My primary care provider (PCP) retired. Her practice uses EMR-1, but the surgeon down the hall who would do the outpatient procedure, uses EMR-2. Although I am healthy, with no history of hospitalizations and no chronic diseases, I needed a medical clearance, so scheduled a visit with my new PCP who uses EMR-3. The surgery center where the procedure will be done uses EMR-4, and some of my relevant medical records are in EMR-5 at a nearby hospital. Despite being within a half-mile of each other (in most cases, within 20 yards), each provider FAXed my record to the other or sent it with me on paper, which the recipient scanned, renamed and saved into a non-searchable media file in their EMR and then manually re-entered pertinent data into the structured portion.

  • None could share anything electronically.
  • None would login to any other's portal.
  • None of the clerical or clinical staff had ever heard of Direct messaging (or anything else digital)
  • 1 facility could use FHIR (but not for referrals or care transitions)
  • And only 1 of 5 could access an HIE, which didn't help without at least one of the other 4 (and which wouldn't have helped anyway since the EKG, formal clearance, and other required items aren't available via the HIE).

If any of these doctors had a question or needed a clarification, consult note, EKG, or lab value, they or their staff had to pick up the phone. They couldn't text or email each other because no secure option was available at both ends to connect them. And no matter how good the EMR was at any of these facilities (two were using top-end EMR vendors with innovative add-ins for analytics, alerts, quality systems, predictive tools, and more), none could leverage the data from any of the other providers to add to the digital decision-making or make any of the jobs of the clinical or clerical staff easier.

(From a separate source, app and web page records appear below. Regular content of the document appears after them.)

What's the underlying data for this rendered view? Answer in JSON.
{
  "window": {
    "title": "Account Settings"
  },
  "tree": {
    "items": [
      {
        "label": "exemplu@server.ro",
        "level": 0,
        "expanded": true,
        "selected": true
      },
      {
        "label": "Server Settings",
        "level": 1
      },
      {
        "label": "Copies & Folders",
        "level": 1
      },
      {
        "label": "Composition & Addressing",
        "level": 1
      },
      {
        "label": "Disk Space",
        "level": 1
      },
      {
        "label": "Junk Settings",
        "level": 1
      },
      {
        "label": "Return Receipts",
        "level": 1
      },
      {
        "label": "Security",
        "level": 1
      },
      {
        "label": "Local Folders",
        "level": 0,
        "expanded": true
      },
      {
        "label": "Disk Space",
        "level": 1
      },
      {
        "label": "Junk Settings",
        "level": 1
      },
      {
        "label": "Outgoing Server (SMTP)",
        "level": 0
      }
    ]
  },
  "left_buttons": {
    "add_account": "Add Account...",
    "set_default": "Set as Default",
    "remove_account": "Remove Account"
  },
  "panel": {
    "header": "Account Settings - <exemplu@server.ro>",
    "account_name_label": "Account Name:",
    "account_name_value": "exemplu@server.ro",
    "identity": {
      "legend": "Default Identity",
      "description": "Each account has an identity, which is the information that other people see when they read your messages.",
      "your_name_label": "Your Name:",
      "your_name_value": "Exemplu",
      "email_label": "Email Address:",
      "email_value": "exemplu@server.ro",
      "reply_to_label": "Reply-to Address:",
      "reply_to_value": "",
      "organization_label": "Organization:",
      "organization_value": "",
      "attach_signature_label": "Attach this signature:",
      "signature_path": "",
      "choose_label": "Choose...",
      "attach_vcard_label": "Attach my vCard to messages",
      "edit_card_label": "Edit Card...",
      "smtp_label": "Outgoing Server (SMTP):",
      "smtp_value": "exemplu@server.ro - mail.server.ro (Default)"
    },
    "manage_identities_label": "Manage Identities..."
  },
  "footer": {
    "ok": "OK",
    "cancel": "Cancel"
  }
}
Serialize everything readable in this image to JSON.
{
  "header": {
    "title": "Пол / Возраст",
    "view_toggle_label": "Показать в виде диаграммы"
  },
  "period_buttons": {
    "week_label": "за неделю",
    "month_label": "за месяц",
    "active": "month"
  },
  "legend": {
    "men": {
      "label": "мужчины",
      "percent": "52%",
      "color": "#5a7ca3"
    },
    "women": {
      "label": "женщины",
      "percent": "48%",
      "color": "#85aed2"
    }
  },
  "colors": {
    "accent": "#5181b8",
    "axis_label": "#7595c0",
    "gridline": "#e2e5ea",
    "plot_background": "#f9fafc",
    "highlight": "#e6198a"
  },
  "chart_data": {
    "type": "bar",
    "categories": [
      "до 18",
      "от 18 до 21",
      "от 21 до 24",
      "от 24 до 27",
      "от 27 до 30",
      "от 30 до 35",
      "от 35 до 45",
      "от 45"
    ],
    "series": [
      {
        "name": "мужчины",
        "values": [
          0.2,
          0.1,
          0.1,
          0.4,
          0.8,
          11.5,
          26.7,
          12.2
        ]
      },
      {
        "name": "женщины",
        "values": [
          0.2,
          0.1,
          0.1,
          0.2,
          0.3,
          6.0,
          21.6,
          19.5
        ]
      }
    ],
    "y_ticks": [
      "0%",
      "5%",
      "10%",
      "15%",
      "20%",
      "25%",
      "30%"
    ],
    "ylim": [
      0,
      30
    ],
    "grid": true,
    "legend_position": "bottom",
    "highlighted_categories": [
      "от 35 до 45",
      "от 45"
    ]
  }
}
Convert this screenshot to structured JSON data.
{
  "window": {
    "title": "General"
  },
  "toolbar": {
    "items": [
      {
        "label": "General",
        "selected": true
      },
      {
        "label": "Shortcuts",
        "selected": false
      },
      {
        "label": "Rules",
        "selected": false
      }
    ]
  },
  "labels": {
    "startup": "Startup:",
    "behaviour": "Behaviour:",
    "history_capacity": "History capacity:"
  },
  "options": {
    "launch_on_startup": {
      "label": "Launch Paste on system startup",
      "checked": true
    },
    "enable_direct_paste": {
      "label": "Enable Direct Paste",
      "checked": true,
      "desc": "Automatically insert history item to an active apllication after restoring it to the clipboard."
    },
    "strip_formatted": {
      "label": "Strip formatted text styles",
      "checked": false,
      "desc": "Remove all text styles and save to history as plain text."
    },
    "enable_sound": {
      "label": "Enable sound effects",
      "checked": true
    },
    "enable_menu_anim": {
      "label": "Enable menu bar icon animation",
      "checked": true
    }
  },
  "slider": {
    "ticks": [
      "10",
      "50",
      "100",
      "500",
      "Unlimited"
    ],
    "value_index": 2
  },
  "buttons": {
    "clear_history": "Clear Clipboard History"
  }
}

In the worst case, the inability to share items such as X-rays, could have resulted in duplicate tests or even procedure cancellation or delays, with implications for all parties involved.

I spoke with clerical staff at four of the five groups and they told me that their own computer, Fax and phone work involved for my simple case was typical and ranged from 25-55 minutes each-all of it just to exchange information needed to prepare for an outpatient surgical procedure. When I had the procedure done, the labs and EKG from a week prior were printed in Fax-fuzzy black and white on the anesthesiologist's clipboard-who diligently scanned them into his own EMR -- the sixthone for my single case.

Later that day, I went to an emergency room due to mild dehydration. They also used EMR-6 but only had basic anesthesia data for my case and no way to communicate with the surgical team. The ER (appropriately) did their own workup and labs and concluded to treat me with a simple IV. Had the ER doctor or staff been able to text or securely message the surgical team, they would have been more informed about my case and known that a simple IV would be fine. But no such communication was possible without a system that could work across different practice groups and organizations.

Is it any wonder that referrals and transitions in care are among the biggest expenses and unsolved challenges in healthcare? The sharing of digital information is just too difficult for almost all providers and results in poor hand-off between providers, unnecessary paperwork, duplicate tests, and more time and frustration for everyone. And the results speak for themselves:

  • Only 46% of faxed referrals result in a scheduled visit[1]
  • Up to 50% of primary care physicians never know if their patient actually saw a specialist
  • 52% of specialty referrals are deemed unnecessary[2]

With careMESH, we facilitate digital referrals, secure text and email communications, and better patient transitions via secure exchange of digital medical records, between any providers in any locations, across the US. And perhaps best of all, any provider can start today, even if the recipient of the information you want to share doesn't know we exist.

I invite you to learn how careMESH can take my above experience and make it all digital. We have exceptional knowledge workers in the healthcare industry and had any of the six medical groups in my story asked for a rating of their service, I would have given every one of them a 5 out of 5. They were all excellent, professional, timely, dedicated people and teams. So, let's empower them to communicate.

Please email anytime, if you'd like to discuss.